• [Task statement]:
Output all the data exactly.

• [Supplied material]:
* * * * *
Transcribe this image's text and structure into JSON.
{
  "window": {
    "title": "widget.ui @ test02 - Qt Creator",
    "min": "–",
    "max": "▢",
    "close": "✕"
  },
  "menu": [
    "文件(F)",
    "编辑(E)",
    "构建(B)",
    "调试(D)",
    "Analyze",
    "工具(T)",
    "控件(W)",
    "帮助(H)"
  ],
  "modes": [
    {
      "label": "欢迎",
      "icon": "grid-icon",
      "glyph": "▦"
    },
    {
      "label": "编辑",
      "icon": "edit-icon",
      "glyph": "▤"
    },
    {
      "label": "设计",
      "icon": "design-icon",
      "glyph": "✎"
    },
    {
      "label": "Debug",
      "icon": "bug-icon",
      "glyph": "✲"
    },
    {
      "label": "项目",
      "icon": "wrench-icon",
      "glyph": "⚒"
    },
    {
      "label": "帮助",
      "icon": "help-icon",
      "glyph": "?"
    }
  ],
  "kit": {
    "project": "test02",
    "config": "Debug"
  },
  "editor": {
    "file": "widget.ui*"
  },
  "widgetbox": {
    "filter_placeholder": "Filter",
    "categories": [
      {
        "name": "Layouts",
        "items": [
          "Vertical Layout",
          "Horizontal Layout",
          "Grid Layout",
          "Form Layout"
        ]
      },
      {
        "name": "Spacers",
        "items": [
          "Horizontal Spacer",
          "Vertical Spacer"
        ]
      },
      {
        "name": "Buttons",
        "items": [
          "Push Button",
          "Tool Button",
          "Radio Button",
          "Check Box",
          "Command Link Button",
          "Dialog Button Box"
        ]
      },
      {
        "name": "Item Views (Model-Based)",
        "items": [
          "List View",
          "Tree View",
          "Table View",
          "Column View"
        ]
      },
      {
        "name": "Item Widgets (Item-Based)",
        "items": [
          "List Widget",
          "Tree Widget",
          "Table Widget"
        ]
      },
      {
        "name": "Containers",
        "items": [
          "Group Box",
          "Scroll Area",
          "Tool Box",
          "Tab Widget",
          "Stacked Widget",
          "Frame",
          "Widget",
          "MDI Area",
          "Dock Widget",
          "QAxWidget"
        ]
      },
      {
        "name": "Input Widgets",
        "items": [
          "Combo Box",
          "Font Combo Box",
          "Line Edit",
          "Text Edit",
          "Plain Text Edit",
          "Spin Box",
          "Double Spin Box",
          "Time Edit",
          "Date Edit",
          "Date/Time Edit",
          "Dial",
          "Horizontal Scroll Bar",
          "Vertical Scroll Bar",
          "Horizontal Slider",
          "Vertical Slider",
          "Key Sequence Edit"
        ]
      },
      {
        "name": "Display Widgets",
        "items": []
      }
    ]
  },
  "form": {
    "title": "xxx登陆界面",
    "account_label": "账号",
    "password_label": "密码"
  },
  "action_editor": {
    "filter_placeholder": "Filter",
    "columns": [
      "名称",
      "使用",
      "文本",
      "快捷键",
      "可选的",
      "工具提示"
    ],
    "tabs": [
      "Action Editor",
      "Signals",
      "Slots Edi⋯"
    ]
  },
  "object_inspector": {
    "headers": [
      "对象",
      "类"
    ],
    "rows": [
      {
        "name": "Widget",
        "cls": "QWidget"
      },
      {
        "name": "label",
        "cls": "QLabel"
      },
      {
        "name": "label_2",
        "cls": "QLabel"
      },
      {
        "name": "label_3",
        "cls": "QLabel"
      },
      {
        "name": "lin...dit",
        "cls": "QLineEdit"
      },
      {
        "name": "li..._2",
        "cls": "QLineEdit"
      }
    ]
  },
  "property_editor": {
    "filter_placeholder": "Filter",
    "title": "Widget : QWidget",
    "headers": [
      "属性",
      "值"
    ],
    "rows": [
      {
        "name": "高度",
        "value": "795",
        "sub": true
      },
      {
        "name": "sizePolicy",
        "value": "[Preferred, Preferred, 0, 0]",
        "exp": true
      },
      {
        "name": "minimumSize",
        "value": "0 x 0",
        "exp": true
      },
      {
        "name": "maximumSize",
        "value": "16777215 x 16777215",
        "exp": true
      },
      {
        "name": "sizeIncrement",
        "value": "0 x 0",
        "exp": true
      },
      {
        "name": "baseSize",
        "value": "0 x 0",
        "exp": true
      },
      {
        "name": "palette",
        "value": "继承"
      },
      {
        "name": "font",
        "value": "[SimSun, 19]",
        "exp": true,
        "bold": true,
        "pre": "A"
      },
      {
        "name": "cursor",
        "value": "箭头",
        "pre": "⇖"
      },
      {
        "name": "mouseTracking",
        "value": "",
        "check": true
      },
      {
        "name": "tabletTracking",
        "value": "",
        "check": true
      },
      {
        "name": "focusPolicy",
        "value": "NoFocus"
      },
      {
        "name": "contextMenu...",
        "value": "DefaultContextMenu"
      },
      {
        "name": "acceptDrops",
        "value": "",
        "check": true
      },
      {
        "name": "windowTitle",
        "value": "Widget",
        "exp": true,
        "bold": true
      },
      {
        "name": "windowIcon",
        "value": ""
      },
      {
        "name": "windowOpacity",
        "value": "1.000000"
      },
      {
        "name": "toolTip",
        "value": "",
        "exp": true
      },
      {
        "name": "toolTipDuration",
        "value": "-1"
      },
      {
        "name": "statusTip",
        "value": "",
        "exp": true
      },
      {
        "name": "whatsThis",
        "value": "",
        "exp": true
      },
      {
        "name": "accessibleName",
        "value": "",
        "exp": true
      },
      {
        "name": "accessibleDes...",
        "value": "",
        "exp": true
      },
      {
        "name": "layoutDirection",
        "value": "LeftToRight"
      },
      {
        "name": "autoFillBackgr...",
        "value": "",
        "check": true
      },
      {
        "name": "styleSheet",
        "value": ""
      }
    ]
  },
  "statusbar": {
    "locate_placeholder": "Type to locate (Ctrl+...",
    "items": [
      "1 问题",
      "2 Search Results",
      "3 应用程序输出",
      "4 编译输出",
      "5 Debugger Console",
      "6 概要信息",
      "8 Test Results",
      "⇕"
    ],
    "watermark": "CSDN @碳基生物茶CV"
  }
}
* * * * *
• [Your response]:
Transcribe this image's text and structure into JSON.
{
  "window": {
    "title": "widget.ui @ test02 - Qt Creator",
    "min": "–",
    "max": "▢",
    "close": "✕"
  },
  "menu": [
    "文件(F)",
    "编辑(E)",
    "构建(B)",
    "调试(D)",
    "Analyze",
    "工具(T)",
    "控件(W)",
    "帮助(H)"
  ],
  "modes": [
    {
      "label": "欢迎",
      "icon": "grid-icon",
      "glyph": "▦"
    },
    {
      "label": "编辑",
      "icon": "edit-icon",
      "glyph": "▤"
    },
    {
      "label": "设计",
      "icon": "design-icon",
      "glyph": "✎"
    },
    {
      "label": "Debug",
      "icon": "bug-icon",
      "glyph": "✲"
    },
    {
      "label": "项目",
      "icon": "wrench-icon",
      "glyph": "⚒"
    },
    {
      "label": "帮助",
      "icon": "help-icon",
      "glyph": "?"
    }
  ],
  "kit": {
    "project": "test02",
    "config": "Debug"
  },
  "editor": {
    "file": "widget.ui*"
  },
  "widgetbox": {
    "filter_placeholder": "Filter",
    "categories": [
      {
        "name": "Layouts",
        "items": [
          "Vertical Layout",
          "Horizontal Layout",
          "Grid Layout",
          "Form Layout"
        ]
      },
      {
        "name": "Spacers",
        "items": [
          "Horizontal Spacer",
          "Vertical Spacer"
        ]
      },
      {
        "name": "Buttons",
        "items": [
          "Push Button",
          "Tool Button",
          "Radio Button",
          "Check Box",
          "Command Link Button",
          "Dialog Button Box"
        ]
      },
      {
        "name": "Item Views (Model-Based)",
        "items": [
          "List View",
          "Tree View",
          "Table View",
          "Column View"
        ]
      },
      {
        "name": "Item Widgets (Item-Based)",
        "items": [
          "List Widget",
          "Tree Widget",
          "Table Widget"
        ]
      },
      {
        "name": "Containers",
        "items": [
          "Group Box",
          "Scroll Area",
          "Tool Box",
          "Tab Widget",
          "Stacked Widget",
          "Frame",
          "Widget",
          "MDI Area",
          "Dock Widget",
          "QAxWidget"
        ]
      },
      {
        "name": "Input Widgets",
        "items": [
          "Combo Box",
          "Font Combo Box",
          "Line Edit",
          "Text Edit",
          "Plain Text Edit",
          "Spin Box",
          "Double Spin Box",
          "Time Edit",
          "Date Edit",
          "Date/Time Edit",
          "Dial",
          "Horizontal Scroll Bar",
          "Vertical Scroll Bar",
          "Horizontal Slider",
          "Vertical Slider",
          "Key Sequence Edit"
        ]
      },
      {
        "name": "Display Widgets",
        "items": []
      }
    ]
  },
  "form": {
    "title": "xxx登陆界面",
    "account_label": "账号",
    "password_label": "密码"
  },
  "action_editor": {
    "filter_placeholder": "Filter",
    "columns": [
      "名称",
      "使用",
      "文本",
      "快捷键",
      "可选的",
      "工具提示"
    ],
    "tabs": [
      "Action Editor",
      "Signals",
      "Slots Edi⋯"
    ]
  },
  "object_inspector": {
    "headers": [
      "对象",
      "类"
    ],
    "rows": [
      {
        "name": "Widget",
        "cls": "QWidget"
      },
      {
        "name": "label",
        "cls": "QLabel"
      },
      {
        "name": "label_2",
        "cls": "QLabel"
      },
      {
        "name": "label_3",
        "cls": "QLabel"
      },
      {
        "name": "lin...dit",
        "cls": "QLineEdit"
      },
      {
        "name": "li..._2",
        "cls": "QLineEdit"
      }
    ]
  },
  "property_editor": {
    "filter_placeholder": "Filter",
    "title": "Widget : QWidget",
    "headers": [
      "属性",
      "值"
    ],
    "rows": [
      {
        "name": "高度",
        "value": "795",
        "sub": true
      },
      {
        "name": "sizePolicy",
        "value": "[Preferred, Preferred, 0, 0]",
        "exp": true
      },
      {
        "name": "minimumSize",
        "value": "0 x 0",
        "exp": true
      },
      {
        "name": "maximumSize",
        "value": "16777215 x 16777215",
        "exp": true
      },
      {
        "name": "sizeIncrement",
        "value": "0 x 0",
        "exp": true
      },
      {
        "name": "baseSize",
        "value": "0 x 0",
        "exp": true
      },
      {
        "name": "palette",
        "value": "继承"
      },
      {
        "name": "font",
        "value": "[SimSun, 19]",
        "exp": true,
        "bold": true,
        "pre": "A"
      },
      {
        "name": "cursor",
        "value": "箭头",
        "pre": "⇖"
      },
      {
        "name": "mouseTracking",
        "value": "",
        "check": true
      },
      {
        "name": "tabletTracking",
        "value": "",
        "check": true
      },
      {
        "name": "focusPolicy",
        "value": "NoFocus"
      },
      {
        "name": "contextMenu...",
        "value": "DefaultContextMenu"
      },
      {
        "name": "acceptDrops",
        "value": "",
        "check": true
      },
      {
        "name": "windowTitle",
        "value": "Widget",
        "exp": true,
        "bold": true
      },
      {
        "name": "windowIcon",
        "value": ""
      },
      {
        "name": "windowOpacity",
        "value": "1.000000"
      },
      {
        "name": "toolTip",
        "value": "",
        "exp": true
      },
      {
        "name": "toolTipDuration",
        "value": "-1"
      },
      {
        "name": "statusTip",
        "value": "",
        "exp": true
      },
      {
        "name": "whatsThis",
        "value": "",
        "exp": true
      },
      {
        "name": "accessibleName",
        "value": "",
        "exp": true
      },
      {
        "name": "accessibleDes...",
        "value": "",
        "exp": true
      },
      {
        "name": "layoutDirection",
        "value": "LeftToRight"
      },
      {
        "name": "autoFillBackgr...",
        "value": "",
        "check": true
      },
      {
        "name": "styleSheet",
        "value": ""
      }
    ]
  },
  "statusbar": {
    "locate_placeholder": "Type to locate (Ctrl+...",
    "items": [
      "1 问题",
      "2 Search Results",
      "3 应用程序输出",
      "4 编译输出",
      "5 Debugger Console",
      "6 概要信息",
      "8 Test Results",
      "⇕"
    ],
    "watermark": "CSDN @碳基生物茶CV"
  }
}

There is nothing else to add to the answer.